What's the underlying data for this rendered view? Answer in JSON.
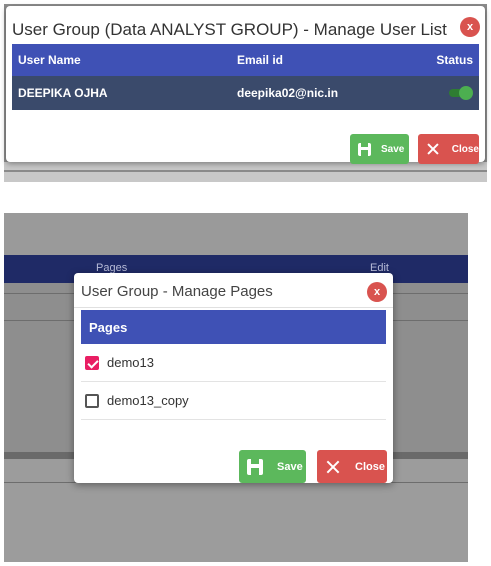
{
  "manage_users": {
    "title": "User Group (Data ANALYST GROUP) - Manage User List",
    "close_label": "x",
    "columns": [
      "User Name",
      "Email id",
      "Status"
    ],
    "rows": [
      {
        "user_name": "DEEPIKA OJHA",
        "email": "deepika02@nic.in",
        "status": "active"
      }
    ],
    "save_label": "Save",
    "close_button_label": "Close"
  },
  "background_table": {
    "columns": [
      "Pages",
      "Edit"
    ]
  },
  "manage_pages": {
    "title": "User Group - Manage Pages",
    "close_label": "x",
    "header": "Pages",
    "items": [
      {
        "label": "demo13",
        "checked": true
      },
      {
        "label": "demo13_copy",
        "checked": false
      }
    ],
    "save_label": "Save",
    "close_button_label": "Close"
  },
  "colors": {
    "primary": "#3f51b5",
    "row_dark": "#3a4a6b",
    "save": "#5cb85c",
    "danger": "#d9534f",
    "checkbox": "#e91e63",
    "toggle_on": "#4caf50"
  },
  "icons": {
    "save": "floppy-disk-icon",
    "close": "x-icon",
    "dialog_close": "close-circle-icon",
    "check": "checkbox-checked-icon"
  }
}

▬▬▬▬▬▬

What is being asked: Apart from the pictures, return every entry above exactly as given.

Output of the exercise:
What's the underlying data for this rendered view? Answer in JSON.
{
  "manage_users": {
    "title": "User Group (Data ANALYST GROUP) - Manage User List",
    "close_label": "x",
    "columns": [
      "User Name",
      "Email id",
      "Status"
    ],
    "rows": [
      {
        "user_name": "DEEPIKA OJHA",
        "email": "deepika02@nic.in",
        "status": "active"
      }
    ],
    "save_label": "Save",
    "close_button_label": "Close"
  },
  "background_table": {
    "columns": [
      "Pages",
      "Edit"
    ]
  },
  "manage_pages": {
    "title": "User Group - Manage Pages",
    "close_label": "x",
    "header": "Pages",
    "items": [
      {
        "label": "demo13",
        "checked": true
      },
      {
        "label": "demo13_copy",
        "checked": false
      }
    ],
    "save_label": "Save",
    "close_button_label": "Close"
  },
  "colors": {
    "primary": "#3f51b5",
    "row_dark": "#3a4a6b",
    "save": "#5cb85c",
    "danger": "#d9534f",
    "checkbox": "#e91e63",
    "toggle_on": "#4caf50"
  },
  "icons": {
    "save": "floppy-disk-icon",
    "close": "x-icon",
    "dialog_close": "close-circle-icon",
    "check": "checkbox-checked-icon"
  }
}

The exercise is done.